The focus of the group is the precise chemical synthesis of colloidal nanocrystals and their advanced structural characterization using X-ray scattering methods. To gain control over the size and shape of nanomaterials, we combine principles from organic chemistry, coordination chemistry, and crystallography. We stand for a rational approach with which we aim to fully understand the mechanism behind nanocrystal formation, in order to steer the outcome of the reaction. Our research is centered around the group 4 elements: titanium, zirconium and hafnium oxide, since their nanocrystals are technologically relevant but challenging to synthesize.
Elucidation and manipulation of nanocrystal surface chemistry
Most colloidal nanocrystals are not simply inorganic objects. Instead, they are organic-inorganic hybrid objects, with organic surfactants adsorbed to the surface of the inorganic core. We are specialized in studying this peculiar interface, which is one of the most important aspects for nanocrystal applications. We use advanced NMR (nuclear magnetic resonance) techniques to identify the surface-adsorbed species and to assess the thermodynamics of binding. By combining nanocrystal surface analysis and nanocrystal core analysis, we strive to uncover the total structure of nanocrystals.
Novel memory devices based on nanocrystals
For further miniaturizing of computer chips beyond Moore’s Law, standard complementary metal oxide semiconductor (CMOS) circuits need to be replaced with novel technology that switches faster and has lower power consumption. In this regard, threshold memristors are being intensely researched. Such materials switch between a high resistance and a low resistance state by applying voltage. In collaboration with the Nonnenmann group of the University of Massachusetts Amherst (USA), we deposit colloidal metal oxide nanocrystals and evaluate their performance as memristors.
Oxo clusters as atomically defined building blocks

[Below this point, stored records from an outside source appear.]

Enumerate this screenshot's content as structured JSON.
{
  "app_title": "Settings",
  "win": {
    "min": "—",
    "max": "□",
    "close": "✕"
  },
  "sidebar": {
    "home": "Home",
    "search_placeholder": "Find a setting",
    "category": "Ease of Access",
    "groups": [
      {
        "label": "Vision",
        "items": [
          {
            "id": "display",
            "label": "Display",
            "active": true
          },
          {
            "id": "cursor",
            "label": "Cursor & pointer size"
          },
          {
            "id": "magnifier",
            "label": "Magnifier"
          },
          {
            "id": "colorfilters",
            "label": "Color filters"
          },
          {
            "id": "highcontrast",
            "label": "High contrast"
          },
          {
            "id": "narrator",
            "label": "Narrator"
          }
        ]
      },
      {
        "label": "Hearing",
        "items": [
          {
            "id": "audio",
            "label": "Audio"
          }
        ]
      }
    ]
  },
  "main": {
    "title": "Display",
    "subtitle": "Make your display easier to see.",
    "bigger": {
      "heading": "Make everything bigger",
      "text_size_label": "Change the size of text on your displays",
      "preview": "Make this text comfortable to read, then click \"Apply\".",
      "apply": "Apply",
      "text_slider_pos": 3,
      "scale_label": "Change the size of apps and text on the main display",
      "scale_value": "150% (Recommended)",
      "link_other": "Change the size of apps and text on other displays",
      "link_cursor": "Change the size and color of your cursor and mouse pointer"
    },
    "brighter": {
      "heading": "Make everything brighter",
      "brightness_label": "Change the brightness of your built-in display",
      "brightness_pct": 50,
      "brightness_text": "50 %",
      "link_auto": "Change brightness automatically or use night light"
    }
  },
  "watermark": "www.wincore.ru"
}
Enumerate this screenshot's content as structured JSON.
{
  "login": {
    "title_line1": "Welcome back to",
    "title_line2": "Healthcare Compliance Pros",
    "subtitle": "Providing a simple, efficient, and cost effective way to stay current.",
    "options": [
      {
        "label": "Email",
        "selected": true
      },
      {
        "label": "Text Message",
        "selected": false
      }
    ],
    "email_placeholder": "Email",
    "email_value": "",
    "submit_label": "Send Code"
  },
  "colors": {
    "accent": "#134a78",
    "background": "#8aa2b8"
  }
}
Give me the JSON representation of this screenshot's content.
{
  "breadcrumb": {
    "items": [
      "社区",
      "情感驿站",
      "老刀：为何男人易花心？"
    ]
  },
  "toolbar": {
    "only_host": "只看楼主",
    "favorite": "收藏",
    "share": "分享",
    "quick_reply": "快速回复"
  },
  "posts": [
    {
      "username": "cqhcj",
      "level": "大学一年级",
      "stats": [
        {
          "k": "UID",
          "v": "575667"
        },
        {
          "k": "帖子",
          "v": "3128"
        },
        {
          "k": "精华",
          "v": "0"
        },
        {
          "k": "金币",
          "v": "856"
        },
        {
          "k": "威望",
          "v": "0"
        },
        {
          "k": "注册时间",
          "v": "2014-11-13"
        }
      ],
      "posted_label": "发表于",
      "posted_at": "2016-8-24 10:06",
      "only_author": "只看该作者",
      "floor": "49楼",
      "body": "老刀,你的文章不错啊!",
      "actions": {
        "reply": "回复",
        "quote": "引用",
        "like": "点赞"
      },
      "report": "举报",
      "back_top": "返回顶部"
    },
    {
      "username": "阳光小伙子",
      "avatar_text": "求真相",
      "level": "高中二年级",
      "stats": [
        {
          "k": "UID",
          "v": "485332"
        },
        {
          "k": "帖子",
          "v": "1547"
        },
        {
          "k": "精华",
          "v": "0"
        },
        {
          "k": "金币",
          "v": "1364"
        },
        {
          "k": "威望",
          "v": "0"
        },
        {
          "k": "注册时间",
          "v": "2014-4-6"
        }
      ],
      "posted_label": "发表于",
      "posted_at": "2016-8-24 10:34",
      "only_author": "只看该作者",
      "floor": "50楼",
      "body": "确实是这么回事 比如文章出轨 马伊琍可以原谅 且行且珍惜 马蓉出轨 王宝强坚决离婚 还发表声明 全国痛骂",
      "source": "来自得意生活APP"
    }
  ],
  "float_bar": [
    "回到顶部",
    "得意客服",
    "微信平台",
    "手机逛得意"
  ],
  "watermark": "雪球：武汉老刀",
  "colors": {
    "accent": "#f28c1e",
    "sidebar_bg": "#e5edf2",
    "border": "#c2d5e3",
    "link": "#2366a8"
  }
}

Metal oxo clusters are atomically defined structures, in between metal complexes and nanocrystals. They are used as the inorganic nodes in metal organic frameworks (MOFS) or a building blocks in 3D printing. Despite the very simple synthetic procedures, the formation mechanism is still largely unknown. In our lab, we develop purification and characterization procedures and apply classical physical chemistry approached to elucidating the mechanism of cluster formation.